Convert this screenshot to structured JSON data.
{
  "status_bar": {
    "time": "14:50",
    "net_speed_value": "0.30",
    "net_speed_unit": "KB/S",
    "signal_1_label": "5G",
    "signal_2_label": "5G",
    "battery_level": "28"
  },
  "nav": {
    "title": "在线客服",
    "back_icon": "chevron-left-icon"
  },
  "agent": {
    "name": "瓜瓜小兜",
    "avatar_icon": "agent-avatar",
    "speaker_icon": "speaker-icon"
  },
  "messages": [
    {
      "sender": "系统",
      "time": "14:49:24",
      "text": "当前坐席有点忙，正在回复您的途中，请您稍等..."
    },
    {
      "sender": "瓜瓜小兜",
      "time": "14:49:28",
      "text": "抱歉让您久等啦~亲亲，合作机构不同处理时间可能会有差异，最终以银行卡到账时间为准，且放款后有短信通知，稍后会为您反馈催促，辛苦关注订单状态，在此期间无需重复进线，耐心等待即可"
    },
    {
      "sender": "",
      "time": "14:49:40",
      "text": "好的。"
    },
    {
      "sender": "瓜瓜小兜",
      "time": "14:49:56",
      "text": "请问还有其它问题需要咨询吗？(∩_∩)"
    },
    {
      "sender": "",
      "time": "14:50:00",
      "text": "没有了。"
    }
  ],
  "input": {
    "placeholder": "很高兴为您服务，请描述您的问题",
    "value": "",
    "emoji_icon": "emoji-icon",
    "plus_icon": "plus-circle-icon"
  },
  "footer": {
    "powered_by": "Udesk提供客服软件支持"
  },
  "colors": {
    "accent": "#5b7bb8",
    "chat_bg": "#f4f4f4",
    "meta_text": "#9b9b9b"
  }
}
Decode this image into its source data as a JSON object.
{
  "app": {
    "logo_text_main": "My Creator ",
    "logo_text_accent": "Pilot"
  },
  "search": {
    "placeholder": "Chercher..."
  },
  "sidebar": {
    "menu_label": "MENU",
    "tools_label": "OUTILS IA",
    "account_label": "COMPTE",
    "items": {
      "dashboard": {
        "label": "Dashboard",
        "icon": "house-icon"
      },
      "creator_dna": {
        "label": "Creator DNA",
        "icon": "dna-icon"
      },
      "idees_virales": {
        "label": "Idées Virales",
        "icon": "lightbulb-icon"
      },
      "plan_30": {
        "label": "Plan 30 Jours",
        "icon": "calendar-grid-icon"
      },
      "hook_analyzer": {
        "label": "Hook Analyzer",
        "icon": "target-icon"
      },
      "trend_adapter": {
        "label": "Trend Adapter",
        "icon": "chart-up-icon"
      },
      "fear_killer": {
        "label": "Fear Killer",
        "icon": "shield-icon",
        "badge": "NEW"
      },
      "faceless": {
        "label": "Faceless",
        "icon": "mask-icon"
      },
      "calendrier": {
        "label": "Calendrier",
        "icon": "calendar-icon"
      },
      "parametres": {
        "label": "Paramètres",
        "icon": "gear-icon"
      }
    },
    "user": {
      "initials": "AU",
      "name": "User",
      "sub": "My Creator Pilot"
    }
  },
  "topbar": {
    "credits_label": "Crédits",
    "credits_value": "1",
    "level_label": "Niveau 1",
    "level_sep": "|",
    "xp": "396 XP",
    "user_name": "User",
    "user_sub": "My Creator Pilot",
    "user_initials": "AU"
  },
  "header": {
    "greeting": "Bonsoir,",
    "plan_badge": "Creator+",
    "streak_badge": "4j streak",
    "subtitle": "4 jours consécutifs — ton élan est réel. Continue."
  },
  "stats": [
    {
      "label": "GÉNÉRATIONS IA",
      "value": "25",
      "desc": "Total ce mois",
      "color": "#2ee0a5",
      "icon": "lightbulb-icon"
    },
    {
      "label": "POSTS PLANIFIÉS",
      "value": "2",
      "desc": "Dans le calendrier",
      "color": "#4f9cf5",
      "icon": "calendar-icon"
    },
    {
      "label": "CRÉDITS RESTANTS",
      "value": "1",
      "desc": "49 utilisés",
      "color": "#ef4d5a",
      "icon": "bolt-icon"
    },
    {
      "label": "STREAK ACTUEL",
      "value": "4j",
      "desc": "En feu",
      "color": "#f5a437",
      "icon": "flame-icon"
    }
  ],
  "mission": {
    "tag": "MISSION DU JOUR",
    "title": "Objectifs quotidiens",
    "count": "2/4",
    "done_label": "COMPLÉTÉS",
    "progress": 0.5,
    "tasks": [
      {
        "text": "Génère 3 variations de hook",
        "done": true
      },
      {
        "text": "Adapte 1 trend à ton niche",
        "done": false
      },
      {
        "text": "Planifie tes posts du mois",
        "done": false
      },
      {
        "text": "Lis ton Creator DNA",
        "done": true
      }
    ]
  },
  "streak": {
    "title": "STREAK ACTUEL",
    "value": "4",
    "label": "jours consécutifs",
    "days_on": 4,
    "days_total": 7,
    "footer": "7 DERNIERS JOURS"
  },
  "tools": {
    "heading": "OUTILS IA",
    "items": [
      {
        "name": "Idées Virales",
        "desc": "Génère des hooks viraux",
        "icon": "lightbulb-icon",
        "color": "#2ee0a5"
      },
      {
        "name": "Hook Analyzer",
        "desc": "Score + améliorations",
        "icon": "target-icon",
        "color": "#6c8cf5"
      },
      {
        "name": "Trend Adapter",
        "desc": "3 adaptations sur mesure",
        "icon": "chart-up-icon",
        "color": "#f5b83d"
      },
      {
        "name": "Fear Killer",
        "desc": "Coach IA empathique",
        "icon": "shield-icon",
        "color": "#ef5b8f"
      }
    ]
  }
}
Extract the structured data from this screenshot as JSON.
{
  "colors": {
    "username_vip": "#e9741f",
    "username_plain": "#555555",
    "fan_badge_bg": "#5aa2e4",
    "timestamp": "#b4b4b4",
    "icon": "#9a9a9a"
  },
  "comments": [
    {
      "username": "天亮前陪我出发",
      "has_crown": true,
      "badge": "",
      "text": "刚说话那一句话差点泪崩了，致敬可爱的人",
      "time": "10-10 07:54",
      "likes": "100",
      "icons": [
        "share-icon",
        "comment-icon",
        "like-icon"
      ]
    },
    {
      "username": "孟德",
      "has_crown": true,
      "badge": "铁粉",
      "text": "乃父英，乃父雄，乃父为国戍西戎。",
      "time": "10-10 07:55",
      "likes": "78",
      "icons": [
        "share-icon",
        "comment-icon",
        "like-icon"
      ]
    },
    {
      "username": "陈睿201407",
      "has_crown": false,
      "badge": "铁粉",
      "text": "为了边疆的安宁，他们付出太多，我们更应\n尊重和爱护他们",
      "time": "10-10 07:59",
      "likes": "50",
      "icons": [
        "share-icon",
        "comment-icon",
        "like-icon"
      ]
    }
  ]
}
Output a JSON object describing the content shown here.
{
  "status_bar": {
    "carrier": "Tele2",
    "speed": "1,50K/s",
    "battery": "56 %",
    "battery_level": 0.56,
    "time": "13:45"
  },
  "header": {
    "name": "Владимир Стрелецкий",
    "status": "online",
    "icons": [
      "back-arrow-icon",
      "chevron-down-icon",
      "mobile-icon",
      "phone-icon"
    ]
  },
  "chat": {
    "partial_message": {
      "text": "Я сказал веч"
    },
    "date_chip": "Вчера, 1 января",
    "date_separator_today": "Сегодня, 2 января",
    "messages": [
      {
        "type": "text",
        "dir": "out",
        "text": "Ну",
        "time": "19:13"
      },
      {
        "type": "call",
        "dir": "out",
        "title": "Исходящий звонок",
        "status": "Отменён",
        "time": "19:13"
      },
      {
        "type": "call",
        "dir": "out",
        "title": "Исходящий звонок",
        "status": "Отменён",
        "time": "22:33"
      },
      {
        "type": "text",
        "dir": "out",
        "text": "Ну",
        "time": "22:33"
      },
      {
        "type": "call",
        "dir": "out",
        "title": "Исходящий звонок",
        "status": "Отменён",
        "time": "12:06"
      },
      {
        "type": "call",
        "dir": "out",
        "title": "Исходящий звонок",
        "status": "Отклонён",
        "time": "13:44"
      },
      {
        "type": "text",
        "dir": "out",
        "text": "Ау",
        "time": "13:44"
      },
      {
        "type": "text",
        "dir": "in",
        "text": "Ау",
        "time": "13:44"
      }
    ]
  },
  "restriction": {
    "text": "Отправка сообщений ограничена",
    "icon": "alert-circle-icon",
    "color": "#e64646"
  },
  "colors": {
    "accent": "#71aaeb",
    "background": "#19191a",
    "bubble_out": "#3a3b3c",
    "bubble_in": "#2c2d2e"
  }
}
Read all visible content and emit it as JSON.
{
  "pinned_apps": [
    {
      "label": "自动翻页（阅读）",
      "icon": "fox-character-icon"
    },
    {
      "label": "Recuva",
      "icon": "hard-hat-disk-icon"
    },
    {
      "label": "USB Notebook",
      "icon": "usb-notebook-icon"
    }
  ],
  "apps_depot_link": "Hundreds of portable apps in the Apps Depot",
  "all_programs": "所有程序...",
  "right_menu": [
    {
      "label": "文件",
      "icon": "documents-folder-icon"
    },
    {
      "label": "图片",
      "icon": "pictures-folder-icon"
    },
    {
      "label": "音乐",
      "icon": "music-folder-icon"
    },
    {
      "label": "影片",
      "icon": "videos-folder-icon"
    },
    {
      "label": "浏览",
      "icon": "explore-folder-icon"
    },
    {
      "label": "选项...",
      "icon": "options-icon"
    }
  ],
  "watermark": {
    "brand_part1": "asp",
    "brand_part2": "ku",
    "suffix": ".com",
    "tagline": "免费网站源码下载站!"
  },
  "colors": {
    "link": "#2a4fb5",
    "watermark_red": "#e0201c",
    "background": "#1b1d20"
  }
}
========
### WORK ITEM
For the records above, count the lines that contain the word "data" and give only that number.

### EXERCISE RESPONSE
3